Eugene Peterson who translated the Message Bible into the vernacular (What? God doesn’t speak in King James English? Oh my.), did a beautiful job with Isaiah 53. Just think for a minute: Isaiah wrote this approximately 700 years before Jesus was born.
“The servant [that would be Jesus] grew up before God—a scrawny seedling, a scrubby plant in a parched field [Earth/Israel]. There was nothing attractive about him, nothing to cause us to take a second look [Hollywood needs to take a look at this!]. He was looked down on and passed over, a man who suffered, who knew pain firsthand. One look at him and people turned away. We looked down on him, thought he was scum. But the fact is, it was our pains he carried—our disfigurements, all the things wrong with us. We thought he brought it on himself, that God was punishing him for his own failures. But it was our sins that did that to him, that ripped and tore and crushed him—our sins! He took the punishment, and that made us whole. Through his bruises we get healed. We’re all like sheep who’ve wandered off and gotten lost. We’ve all done our own things, gone our own way. And God has piled all our sins, everything we’ve done wrong, on him, on him.
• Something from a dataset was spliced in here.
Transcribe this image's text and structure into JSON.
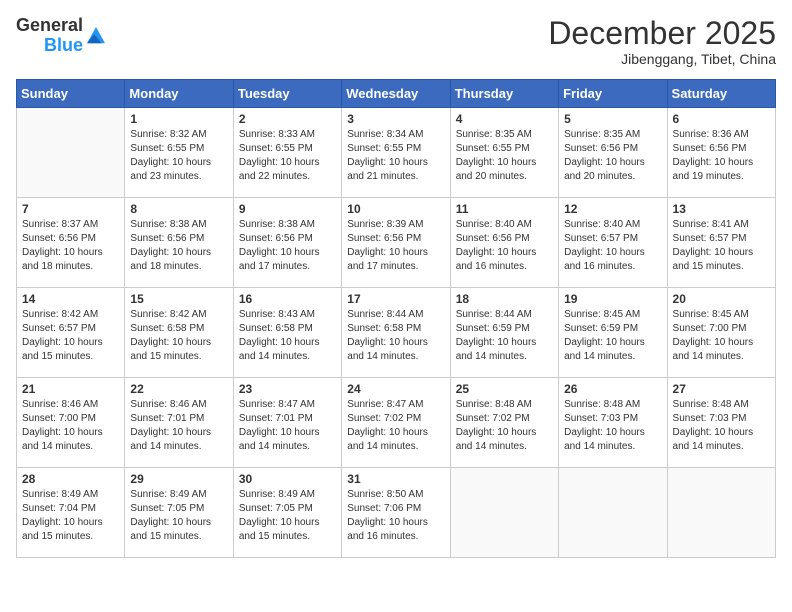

He was beaten, he was tortured, but he didn’t say a word. Like a lamb taken to be slaughtered and like a sheep being sheared, he took it all in silence. Justice miscarried, and he was led off—and did anyone really know what was happening? He died without a thought for his own welfare, beaten bloody for the sins of my people. They buried him with the wicked, threw him in a grave with a rich man, even though he’d never hurt a soul or said one word that wasn’t true.”
He died to give us hope. A future. He knows the suffering that surrounds and envelopes us making us feel like we’re walking through a foggy nightmare that won’t stop. But then we get a glimmer of the hazy green whiskers of the birch tree next door or the bursts of green from a garden still partially covered with the white death of winter and remember resurrection. Christ’s hope springs eternal.
Photo of sheep: photo credit: <a href=”http://www.flickr.com/photos/33690003@N07/3137202517″>IMG_3236</a> via <a href=”http://photopin.com”>photopin</a> <a href=”https://creativecommons.org/licenses/by/2.0/”>(license)</a>